Perhaps the natural taste for gardening was never more strikingly exemplified than in the case of Saabye, a Danish missionary, who, with his wife, resided many years on the coast of Greenland. The missionary's house was surrounded by high rocks, which partially sheltered it from the fury of the northern storms and sea; but the mould on the stony soil in its vicinity was not deep enough for any root, and Saabye and his wife were obliged to transport the requisite additions from a considerable distance in a tub, having no other utensil suitable for the service. Thus the first garden in Greenland was formed; and the missionary planted it after the manner of cottage gardens in Denmark, with seeds sent him by the ship that came annually at midsummer. The results of his gardening experience in the polar regions are curious. It was not till the beginning of July that the frost of the long winter was sufficiently thawed to commence operations; there was then a summer of two months' duration and continual day, the vegetation being proportionally rapid; cabbages flourished remarkably well, turnips grew to the size of a teacup, lost their bitter taste, and acquired an agreeable sweetness; but Saabye's carrots were never larger than the stalk of a tobacco pipe.
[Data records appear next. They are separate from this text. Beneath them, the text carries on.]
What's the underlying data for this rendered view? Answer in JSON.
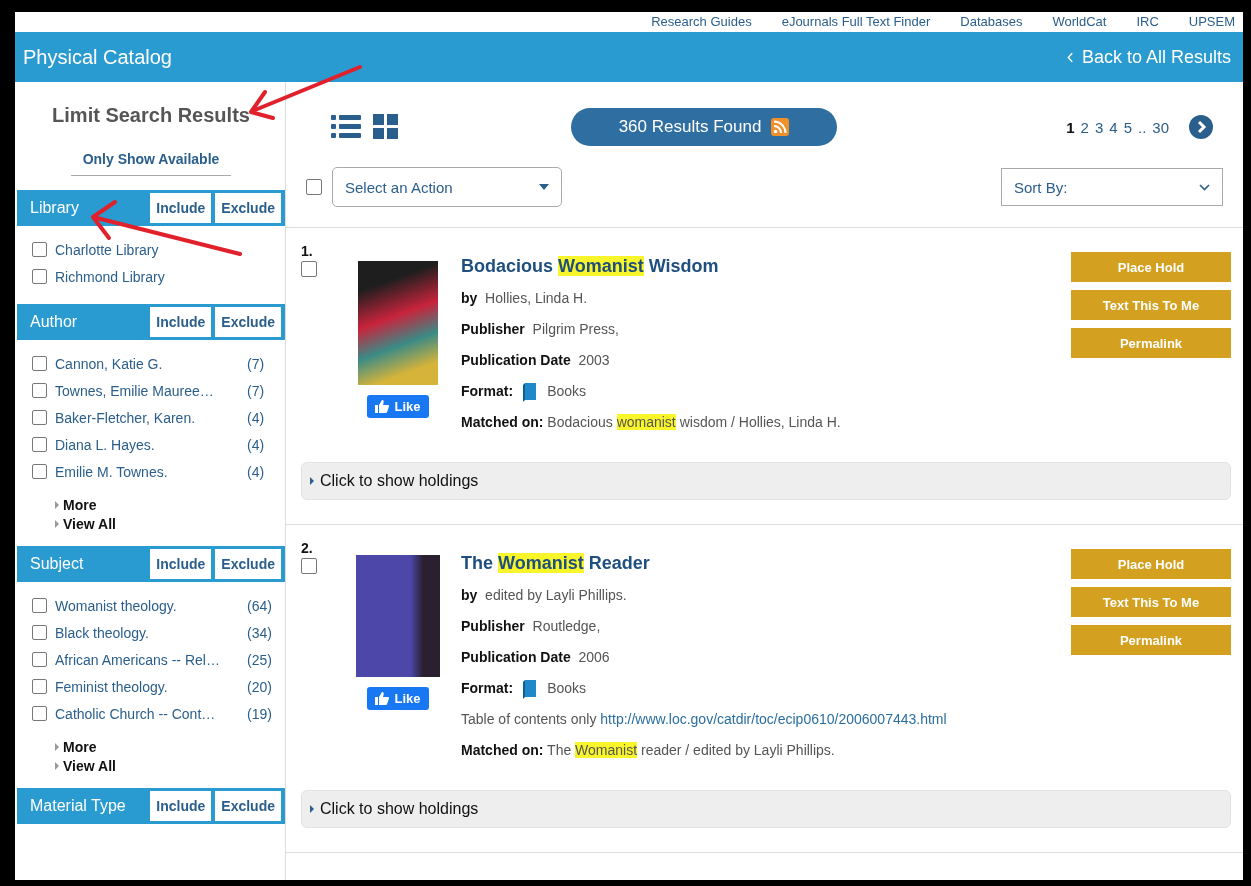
{
  "top_nav": [
    "Research Guides",
    "eJournals Full Text Finder",
    "Databases",
    "WorldCat",
    "IRC",
    "UPSEM"
  ],
  "header": {
    "title": "Physical Catalog",
    "back_link": "Back to All Results"
  },
  "sidebar": {
    "title": "Limit Search Results",
    "available_button": "Only Show Available",
    "facets": [
      {
        "name": "Library",
        "include": "Include",
        "exclude": "Exclude",
        "items": [
          {
            "label": "Charlotte Library",
            "checked": false
          },
          {
            "label": "Richmond Library",
            "checked": false
          }
        ]
      },
      {
        "name": "Author",
        "include": "Include",
        "exclude": "Exclude",
        "items": [
          {
            "label": "Cannon, Katie G.",
            "count": "(7)",
            "checked": false
          },
          {
            "label": "Townes, Emilie Mauree…",
            "count": "(7)",
            "checked": false
          },
          {
            "label": "Baker-Fletcher, Karen.",
            "count": "(4)",
            "checked": false
          },
          {
            "label": "Diana L. Hayes.",
            "count": "(4)",
            "checked": false
          },
          {
            "label": "Emilie M. Townes.",
            "count": "(4)",
            "checked": false
          }
        ],
        "more": "More",
        "view_all": "View All"
      },
      {
        "name": "Subject",
        "include": "Include",
        "exclude": "Exclude",
        "items": [
          {
            "label": "Womanist theology.",
            "count": "(64)",
            "checked": false
          },
          {
            "label": "Black theology.",
            "count": "(34)",
            "checked": false
          },
          {
            "label": "African Americans -- Rel…",
            "count": "(25)",
            "checked": false
          },
          {
            "label": "Feminist theology.",
            "count": "(20)",
            "checked": false
          },
          {
            "label": "Catholic Church -- Cont…",
            "count": "(19)",
            "checked": false
          }
        ],
        "more": "More",
        "view_all": "View All"
      },
      {
        "name": "Material Type",
        "include": "Include",
        "exclude": "Exclude"
      }
    ]
  },
  "toolbar": {
    "results": "360 Results Found",
    "select_all_checked": false,
    "action_select": "Select an Action",
    "sort_select": "Sort By:",
    "pages": [
      {
        "label": "1",
        "selected": true
      },
      {
        "label": "2",
        "selected": false
      },
      {
        "label": "3",
        "selected": false
      },
      {
        "label": "4",
        "selected": false
      },
      {
        "label": "5",
        "selected": false
      },
      {
        "label": "..",
        "selected": false
      },
      {
        "label": "30",
        "selected": false
      }
    ]
  },
  "results": [
    {
      "number": "1.",
      "checked": false,
      "title": [
        {
          "text": "Bodacious ",
          "highlighted": false
        },
        {
          "text": "Womanist",
          "highlighted": true
        },
        {
          "text": " Wisdom",
          "highlighted": false
        }
      ],
      "fields": [
        {
          "kind": "plain",
          "label": "by",
          "value": "Hollies, Linda H."
        },
        {
          "kind": "plain",
          "label": "Publisher",
          "value": "Pilgrim Press,"
        },
        {
          "kind": "plain",
          "label": "Publication Date",
          "value": "2003"
        },
        {
          "kind": "format",
          "label": "Format:",
          "value": "Books"
        },
        {
          "kind": "matched",
          "label": "Matched on:",
          "segments": [
            {
              "text": "Bodacious ",
              "highlighted": false
            },
            {
              "text": "womanist",
              "highlighted": true
            },
            {
              "text": " wisdom / Hollies, Linda H.",
              "highlighted": false
            }
          ]
        }
      ],
      "like": "Like",
      "buttons": [
        "Place Hold",
        "Text This To Me",
        "Permalink"
      ],
      "holdings": "Click to show holdings"
    },
    {
      "number": "2.",
      "checked": false,
      "title": [
        {
          "text": "The ",
          "highlighted": false
        },
        {
          "text": "Womanist",
          "highlighted": true
        },
        {
          "text": " Reader",
          "highlighted": false
        }
      ],
      "fields": [
        {
          "kind": "plain",
          "label": "by",
          "value": "edited by Layli Phillips."
        },
        {
          "kind": "plain",
          "label": "Publisher",
          "value": "Routledge,"
        },
        {
          "kind": "plain",
          "label": "Publication Date",
          "value": "2006"
        },
        {
          "kind": "format",
          "label": "Format:",
          "value": "Books"
        },
        {
          "kind": "note",
          "value": "Table of contents only",
          "link": "http://www.loc.gov/catdir/toc/ecip0610/2006007443.html"
        },
        {
          "kind": "matched",
          "label": "Matched on:",
          "segments": [
            {
              "text": "The ",
              "highlighted": false
            },
            {
              "text": "Womanist",
              "highlighted": true
            },
            {
              "text": " reader / edited by Layli Phillips.",
              "highlighted": false
            }
          ]
        }
      ],
      "like": "Like",
      "buttons": [
        "Place Hold",
        "Text This To Me",
        "Permalink"
      ],
      "holdings": "Click to show holdings"
    }
  ]
}
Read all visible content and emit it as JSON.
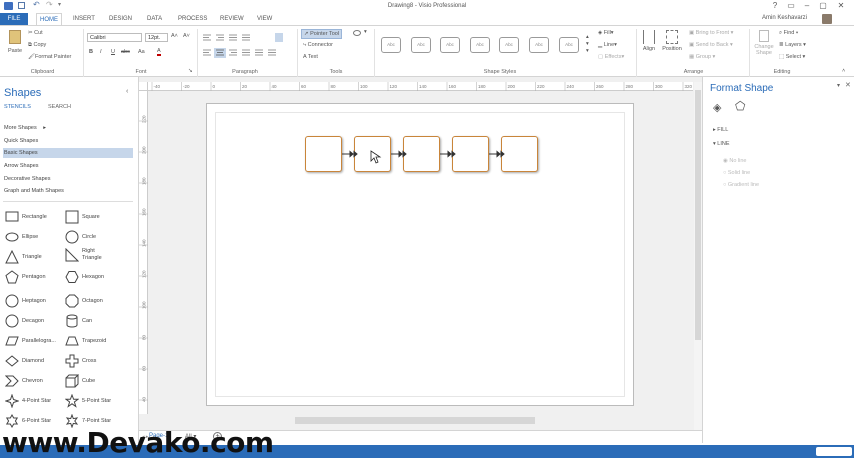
{
  "window": {
    "title": "Drawing8 - Visio Professional",
    "user": "Amin Keshavarzi"
  },
  "tabs": [
    "FILE",
    "HOME",
    "INSERT",
    "DESIGN",
    "DATA",
    "PROCESS",
    "REVIEW",
    "VIEW"
  ],
  "ribbon": {
    "clipboard": {
      "paste": "Paste",
      "cut": "Cut",
      "copy": "Copy",
      "format_painter": "Format Painter",
      "label": "Clipboard"
    },
    "font": {
      "family": "Calibri",
      "size": "12pt.",
      "label": "Font",
      "bold": "B",
      "italic": "I",
      "underline": "U",
      "strike": "abc",
      "aa": "Aa",
      "font_color": "A"
    },
    "paragraph": {
      "label": "Paragraph"
    },
    "tools": {
      "pointer": "Pointer Tool",
      "connector": "Connector",
      "text": "Text",
      "label": "Tools"
    },
    "shape_styles": {
      "sample": "Abc",
      "label": "Shape Styles",
      "fill": "Fill",
      "line": "Line",
      "effects": "Effects"
    },
    "arrange": {
      "align": "Align",
      "position": "Position",
      "bring_to_front": "Bring to Front",
      "send_to_back": "Send to Back",
      "group": "Group",
      "label": "Arrange"
    },
    "editing": {
      "change_shape": "Change Shape",
      "find": "Find",
      "layers": "Layers",
      "select": "Select",
      "label": "Editing"
    }
  },
  "shapes_panel": {
    "title": "Shapes",
    "tab_stencils": "STENCILS",
    "tab_search": "SEARCH",
    "categories": [
      "More Shapes",
      "Quick Shapes",
      "Basic Shapes",
      "Arrow Shapes",
      "Decorative Shapes",
      "Graph and Math Shapes"
    ],
    "selected": "Basic Shapes",
    "stencils": [
      "Rectangle",
      "Square",
      "Ellipse",
      "Circle",
      "Triangle",
      "Right Triangle",
      "Pentagon",
      "Hexagon",
      "Heptagon",
      "Octagon",
      "Decagon",
      "Can",
      "Parallelogra...",
      "Trapezoid",
      "Diamond",
      "Cross",
      "Chevron",
      "Cube",
      "4-Point Star",
      "5-Point Star",
      "6-Point Star",
      "7-Point Star"
    ]
  },
  "ruler": {
    "h_ticks": [
      "-40",
      "-20",
      "0",
      "20",
      "40",
      "60",
      "80",
      "100",
      "120",
      "140",
      "160",
      "180",
      "200",
      "220",
      "240",
      "260",
      "280",
      "300",
      "320"
    ],
    "v_ticks": [
      "220",
      "200",
      "180",
      "160",
      "140",
      "120",
      "100",
      "80",
      "60",
      "40"
    ]
  },
  "format_panel": {
    "title": "Format Shape",
    "fill": "FILL",
    "line": "LINE",
    "no_line": "No line",
    "solid_line": "Solid line",
    "gradient_line": "Gradient line"
  },
  "pagebar": {
    "page": "Page-1",
    "all": "All"
  },
  "watermark": "www.Devako.com",
  "colors": {
    "accent": "#2b6cb8",
    "shape_border": "#c9853a",
    "selected_category": "#c6d6ea"
  }
}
Celery and broad beans would not grow at all; peas ran into bloom but did not set: and the missionary seems to have regarded these as the only flowers of his garden. Yet in that dreary and remote solitude, surrounded by the natives of the north, whose language they were years in acquiring, the devoted exiles found pleasant occupation and familiar memories of their far old home in the spot so hardly redeemed from sterility, and yielding at the best such scanty returns for their labour. Nor can the subject be wound up without recalling the observations of Lord Bacon in his essay on gardening:--God Almighty first planted a garden; and indeed it is the purest of human pleasures; it is the greatest refreshment to the spirits of man, without which buildings and palaces are but gross handiwork; and a man shall ever see that when ages grow to civility and elegancy, men come to build stately, sooner than to garden finely, as if gardening were the greater perfection. Yes, gardens are clearly significant of elegancy. He cannot be a bad man who loves either flowers or gardens.